Return each record shown below exactly, with none omitted.
:: Material provided
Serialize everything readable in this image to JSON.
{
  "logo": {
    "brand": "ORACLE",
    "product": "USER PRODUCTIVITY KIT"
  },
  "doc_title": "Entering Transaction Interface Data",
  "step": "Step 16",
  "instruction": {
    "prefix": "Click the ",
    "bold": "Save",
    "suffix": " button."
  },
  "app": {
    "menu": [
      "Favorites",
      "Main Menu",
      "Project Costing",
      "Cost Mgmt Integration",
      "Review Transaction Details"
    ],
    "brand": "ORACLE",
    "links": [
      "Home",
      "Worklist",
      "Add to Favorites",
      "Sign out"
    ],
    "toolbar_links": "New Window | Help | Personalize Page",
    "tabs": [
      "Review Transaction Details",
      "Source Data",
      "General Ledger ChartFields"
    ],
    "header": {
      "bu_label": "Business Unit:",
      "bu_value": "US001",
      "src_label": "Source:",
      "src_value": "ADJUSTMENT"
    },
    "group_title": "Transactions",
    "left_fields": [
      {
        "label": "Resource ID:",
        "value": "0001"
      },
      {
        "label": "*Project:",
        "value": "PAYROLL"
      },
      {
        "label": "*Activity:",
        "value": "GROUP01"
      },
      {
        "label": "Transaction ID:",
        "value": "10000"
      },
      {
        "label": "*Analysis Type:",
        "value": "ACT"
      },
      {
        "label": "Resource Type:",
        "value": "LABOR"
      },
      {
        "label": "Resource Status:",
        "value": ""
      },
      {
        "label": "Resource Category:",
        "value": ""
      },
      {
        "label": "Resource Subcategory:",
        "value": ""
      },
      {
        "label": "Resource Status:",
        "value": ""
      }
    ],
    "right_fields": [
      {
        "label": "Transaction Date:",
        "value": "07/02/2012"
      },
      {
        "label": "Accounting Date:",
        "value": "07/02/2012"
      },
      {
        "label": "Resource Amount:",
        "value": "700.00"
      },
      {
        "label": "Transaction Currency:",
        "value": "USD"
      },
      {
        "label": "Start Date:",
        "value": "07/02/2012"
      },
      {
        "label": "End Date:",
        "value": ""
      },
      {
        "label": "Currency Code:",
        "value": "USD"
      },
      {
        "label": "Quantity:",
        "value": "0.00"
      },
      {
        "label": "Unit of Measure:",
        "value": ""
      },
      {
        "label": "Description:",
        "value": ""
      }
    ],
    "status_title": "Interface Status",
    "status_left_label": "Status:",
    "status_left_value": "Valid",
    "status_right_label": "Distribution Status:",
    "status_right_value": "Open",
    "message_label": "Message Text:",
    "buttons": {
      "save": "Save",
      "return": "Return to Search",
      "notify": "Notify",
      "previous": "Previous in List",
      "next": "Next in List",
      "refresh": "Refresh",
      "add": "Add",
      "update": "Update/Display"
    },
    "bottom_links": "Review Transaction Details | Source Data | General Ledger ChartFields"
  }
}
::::
== Output for this task ==
Serialize everything readable in this image to JSON.
{
  "logo": {
    "brand": "ORACLE",
    "product": "USER PRODUCTIVITY KIT"
  },
  "doc_title": "Entering Transaction Interface Data",
  "step": "Step 16",
  "instruction": {
    "prefix": "Click the ",
    "bold": "Save",
    "suffix": " button."
  },
  "app": {
    "menu": [
      "Favorites",
      "Main Menu",
      "Project Costing",
      "Cost Mgmt Integration",
      "Review Transaction Details"
    ],
    "brand": "ORACLE",
    "links": [
      "Home",
      "Worklist",
      "Add to Favorites",
      "Sign out"
    ],
    "toolbar_links": "New Window | Help | Personalize Page",
    "tabs": [
      "Review Transaction Details",
      "Source Data",
      "General Ledger ChartFields"
    ],
    "header": {
      "bu_label": "Business Unit:",
      "bu_value": "US001",
      "src_label": "Source:",
      "src_value": "ADJUSTMENT"
    },
    "group_title": "Transactions",
    "left_fields": [
      {
        "label": "Resource ID:",
        "value": "0001"
      },
      {
        "label": "*Project:",
        "value": "PAYROLL"
      },
      {
        "label": "*Activity:",
        "value": "GROUP01"
      },
      {
        "label": "Transaction ID:",
        "value": "10000"
      },
      {
        "label": "*Analysis Type:",
        "value": "ACT"
      },
      {
        "label": "Resource Type:",
        "value": "LABOR"
      },
      {
        "label": "Resource Status:",
        "value": ""
      },
      {
        "label": "Resource Category:",
        "value": ""
      },
      {
        "label": "Resource Subcategory:",
        "value": ""
      },
      {
        "label": "Resource Status:",
        "value": ""
      }
    ],
    "right_fields": [
      {
        "label": "Transaction Date:",
        "value": "07/02/2012"
      },
      {
        "label": "Accounting Date:",
        "value": "07/02/2012"
      },
      {
        "label": "Resource Amount:",
        "value": "700.00"
      },
      {
        "label": "Transaction Currency:",
        "value": "USD"
      },
      {
        "label": "Start Date:",
        "value": "07/02/2012"
      },
      {
        "label": "End Date:",
        "value": ""
      },
      {
        "label": "Currency Code:",
        "value": "USD"
      },
      {
        "label": "Quantity:",
        "value": "0.00"
      },
      {
        "label": "Unit of Measure:",
        "value": ""
      },
      {
        "label": "Description:",
        "value": ""
      }
    ],
    "status_title": "Interface Status",
    "status_left_label": "Status:",
    "status_left_value": "Valid",
    "status_right_label": "Distribution Status:",
    "status_right_value": "Open",
    "message_label": "Message Text:",
    "buttons": {
      "save": "Save",
      "return": "Return to Search",
      "notify": "Notify",
      "previous": "Previous in List",
      "next": "Next in List",
      "refresh": "Refresh",
      "add": "Add",
      "update": "Update/Display"
    },
    "bottom_links": "Review Transaction Details | Source Data | General Ledger ChartFields"
  }
}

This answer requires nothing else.